We have golf tomorrow so we head home for dinner and a restful night.

Attenborough, the Cromwell connection and St Mary the Virgin church

Monday August 11

Attenborough, the Cromwell connection and St Mary the Virgin church

Last night we reacquainted ourselves with the Rotarians of the Nottingham Rotary Club. We will do more with the Club and have already volunteered to do some fund raising next week.

The following day we took it pretty easy. I said earlier that I had something about Oliver Cromwell and his connection to Long Eaton. Well his son-in-law Henry Ireton was born at Attenborough in 1611 and the place of his birth (much renovated) still stands there today. Attenborough is the next to Long Eaton between Toton and Chillwell.

Ireton ended up a general in the English Parliamentary Army during the English Civil War and died of fever in Ireland in November 1651. He was baptized at St Mary the Virgin Church (more about the church shortly) graduated BA in 1629 from Trinity College Oxford in 1629 and entered the Middle Temple (one of the exclusive inns of barristers in London). Ireton joined the parliamentary army and engaged in his first battle in 1642 and fought in 5 campaigns until being wounded at the Battle of Naseby whilst commanding the left wing of the attacking force before being freed by Cromwell’s right wing of the force in September 1645 and thereafter entered parliament in October as the member for Appleby and after fighting in the siege of Oxford married Cromwell’s daughter (and step daughter of General Fleetwood) Bridget Fleetwood (who after being widowed from Ireton married her step-father the General).

Unlike Cromwell, Ireton supported the idea of a constitutional Monarchy and conducted lengthy negotiations with the Army and the King (Charles I) to try and achieve this outcome for the Civil War but he became convinced of the hopelessness of dealing with Charles after the King’s flight to the Isle of Wight. He was to later sit on the King’s trial and was one of the commissioners to sign the death warrant for Charles.

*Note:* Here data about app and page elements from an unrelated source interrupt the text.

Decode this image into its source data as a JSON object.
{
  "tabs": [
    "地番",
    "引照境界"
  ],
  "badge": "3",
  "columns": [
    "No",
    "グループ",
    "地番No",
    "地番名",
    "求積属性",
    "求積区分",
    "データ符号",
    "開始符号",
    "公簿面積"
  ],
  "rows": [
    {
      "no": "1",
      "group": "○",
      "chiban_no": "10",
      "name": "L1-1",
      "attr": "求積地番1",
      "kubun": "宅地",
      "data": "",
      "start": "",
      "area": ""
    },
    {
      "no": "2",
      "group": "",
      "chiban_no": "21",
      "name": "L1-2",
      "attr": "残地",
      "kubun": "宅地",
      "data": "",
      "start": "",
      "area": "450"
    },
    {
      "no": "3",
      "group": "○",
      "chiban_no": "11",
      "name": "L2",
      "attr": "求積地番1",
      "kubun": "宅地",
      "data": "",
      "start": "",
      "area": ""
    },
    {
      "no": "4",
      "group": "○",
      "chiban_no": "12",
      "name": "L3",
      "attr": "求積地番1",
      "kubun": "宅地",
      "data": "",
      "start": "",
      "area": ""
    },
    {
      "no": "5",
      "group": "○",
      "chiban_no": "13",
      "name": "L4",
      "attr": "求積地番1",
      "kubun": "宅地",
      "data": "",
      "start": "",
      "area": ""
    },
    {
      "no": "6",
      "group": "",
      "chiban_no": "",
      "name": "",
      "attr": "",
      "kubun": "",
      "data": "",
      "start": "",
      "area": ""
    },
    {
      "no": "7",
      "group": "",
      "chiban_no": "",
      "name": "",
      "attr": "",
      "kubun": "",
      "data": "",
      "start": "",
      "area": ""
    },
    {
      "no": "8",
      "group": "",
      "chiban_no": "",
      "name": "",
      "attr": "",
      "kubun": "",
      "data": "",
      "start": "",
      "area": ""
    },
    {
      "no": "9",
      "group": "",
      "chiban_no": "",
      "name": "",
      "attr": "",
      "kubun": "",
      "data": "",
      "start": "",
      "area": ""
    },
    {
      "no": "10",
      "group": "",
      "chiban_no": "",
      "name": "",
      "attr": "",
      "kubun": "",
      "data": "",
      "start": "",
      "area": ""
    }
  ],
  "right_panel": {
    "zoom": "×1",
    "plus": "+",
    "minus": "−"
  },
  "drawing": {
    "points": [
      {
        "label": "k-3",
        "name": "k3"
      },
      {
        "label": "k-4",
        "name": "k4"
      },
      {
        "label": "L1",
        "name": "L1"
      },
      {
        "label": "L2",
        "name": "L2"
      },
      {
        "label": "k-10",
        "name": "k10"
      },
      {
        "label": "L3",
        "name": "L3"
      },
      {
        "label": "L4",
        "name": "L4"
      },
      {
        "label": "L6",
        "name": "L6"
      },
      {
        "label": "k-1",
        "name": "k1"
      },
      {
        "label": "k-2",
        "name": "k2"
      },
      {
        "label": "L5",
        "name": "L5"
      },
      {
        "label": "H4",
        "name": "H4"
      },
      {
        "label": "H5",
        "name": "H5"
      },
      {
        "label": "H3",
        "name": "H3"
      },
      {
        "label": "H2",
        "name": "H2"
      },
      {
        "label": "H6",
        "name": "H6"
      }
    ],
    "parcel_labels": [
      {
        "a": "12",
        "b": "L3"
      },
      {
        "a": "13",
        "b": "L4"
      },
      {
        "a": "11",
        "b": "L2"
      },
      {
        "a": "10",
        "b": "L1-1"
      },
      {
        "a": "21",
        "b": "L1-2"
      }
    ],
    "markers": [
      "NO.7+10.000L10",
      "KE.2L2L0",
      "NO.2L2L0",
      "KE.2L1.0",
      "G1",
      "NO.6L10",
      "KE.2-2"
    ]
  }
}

He accompanied Cromwell to Ireland for his Irish campaign in August 1649 and was elevated to the rank of Major General and placed in charge of the New Model Army in Ireland when Cromwell returned to England to invade Scotland. He died of fever after the successful siege of Limmerick and was buried at Westminster Abbey under the Arms of the Commonwealth of England Scotland Wales and Ireland (the Kingdom having ceased with the beheading of Charles I). However following the restoration of the King in 1660 Charles II exhumed the corpse from Westminster along with Cromwell and John Bradshaw (all of whom signed the death warrant for Charles I) on January 30 1660 (the anniversary of the beheading of Charles I) and mutilated the corpses.

Now as to St Mary the Virgin church it still stands in Attenborough having stood in one form or another for 1000 years (they have found evidence of a wooden Saxon Church and remnants of a Norman Church in the grounds and todays building). We have volunteered to attend a working bee at the church and are interested in doing further activities for the community through the church.

I have attached the photos showing:

  • The Ireton memorial and todays house
  • The St Mary the Virgin Church and graveyard.

Since I first wrote this article Kerry and I have joined the maintenance crew at the church to do a spot of cleaning up.Kerry trimmed bushes whilst I cleaned storm water drains and mowed amongst the tombstones. Here is the photographic evidence.

First Working Bee
First Working Bee